The illustrations suggest that some have a tie that runs under the chin to secure them and others are slip on varieties. They also produce ‘triangular setting nets’ for hairdressers, presumably for the customer to wear while their hair was set and dried in curlers. They were all made in the company’s Long Eaton factory near Nottingham on Leavers lace machines in rayon, cotton or silk and were sold under evocative trade names such as Clingdon, Smartset and Will ‘o wisp. Hair nets were one of the few types of lace permitted to be made during the second world war, when thread was scarce and manpower reduced and women required hair nets to work in factories. The book notes that during the war rayon was used for most hair nets but a gradual return to pure silk threads was underway in 1949.  

Thursday 11 August 2022

Subversive doily project

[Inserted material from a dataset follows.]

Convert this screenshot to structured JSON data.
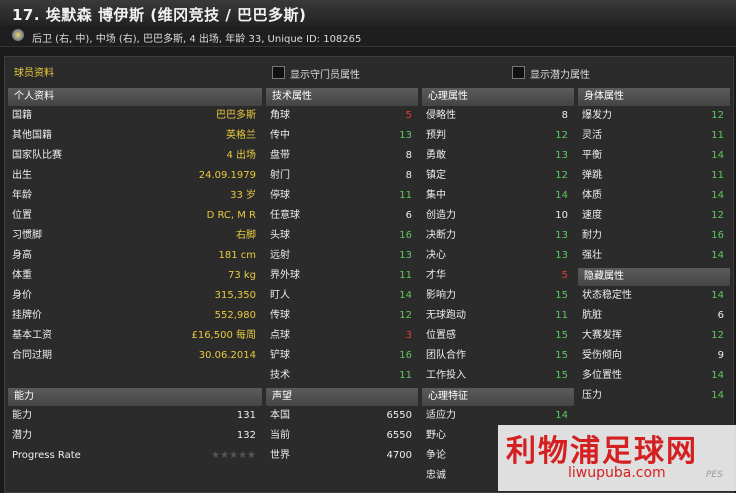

Recently, I’ve been spending a lot of time writing papers and chapters for books so today it was a real treat to spend some time making bobbin lace in a shady spot in the garden. I’m still working on my subversive doily project which uses the form of the lace doily to comment on the domestic environment and women’s place in it. The doily I’m working on at the moment follows the same design as the previous one with text in the central circle embedded in a lattice of plaits and leaves, surrounded by a border of Eastern European style tape lace. I finished the central area a while ago, which involved a large number of lace bobbins, and have now moved on to the tape lace border where I’m only using six pairs of bobbins. Although I’m not using many bobbins, this style of lace does mean that I have to keep stopping to attach the work to the edge of the previous row by looping one of my working threads through a previously worked pin hole and the passing the other working thread through that loop, which does tend to slow the work down. However, this part of the work is much less complicated than the central area so it is quite relaxing to sit in the sun listening to a podcast and making the lace.

Thursday 4 August 2022

Advertising lace curtains as imitations of ‘real lace’


At the turn of the nineteenth century even those selling lace curtain were advertising them as ‘imitations of real lace’ and ‘very artistic reproductions of real lace’. The image comes from a catalogue produced by the department store Whiteleys in about 1910 describing some Nottingham lace curtains. The curtains are sold in pairs and cost 9/11 for a pair measuring 4 yards by 72 inches, so quite a sizeable amount of lace. The claim to be an imitation of real lace is obviously a marketing ploy to suggest the curtains are similar to handmade lace, which was experiencing a revival at the time thanks to the philanthropic efforts of various groups particularly in England, France and Belgium. However the only link to ‘real lace’ seems to be in the design the outer border of which is based on renaissance needlelace motifs.

The second image from the same catalogue claims to be ‘reproduction cluny lace’. Cluny lace was a fairly solid bobbin lace with pattern areas linked by plaits and leaves rather like English Bedfordshire lace. This pattern does include some areas that look like leaves but the swags and ribbon shapes seem quite alien to cluny lace so this may just be early advertising blurb.

The final image is labelled a ‘facsimile of old darned knitting’. Why anyone would want old darned knitting at their windows is a mystery to me, but this copywriter obviously thought it would appeal to someone. The central area does look a bit like a blanket made from crochet squares so perhaps that is what inspired the design.

Although these curtains have been labelled by the person assembling the catalogue who probably knew little about lace (or knitting!), I find it dispiriting that machine lace curtains aren’t being advertised as a marvel of industrial ingenuity but rather as copies of ‘real lace’. They clearly aren’t genuine copies of handmade lace so why not appreciate the design and manufacturing effort that has gone into them.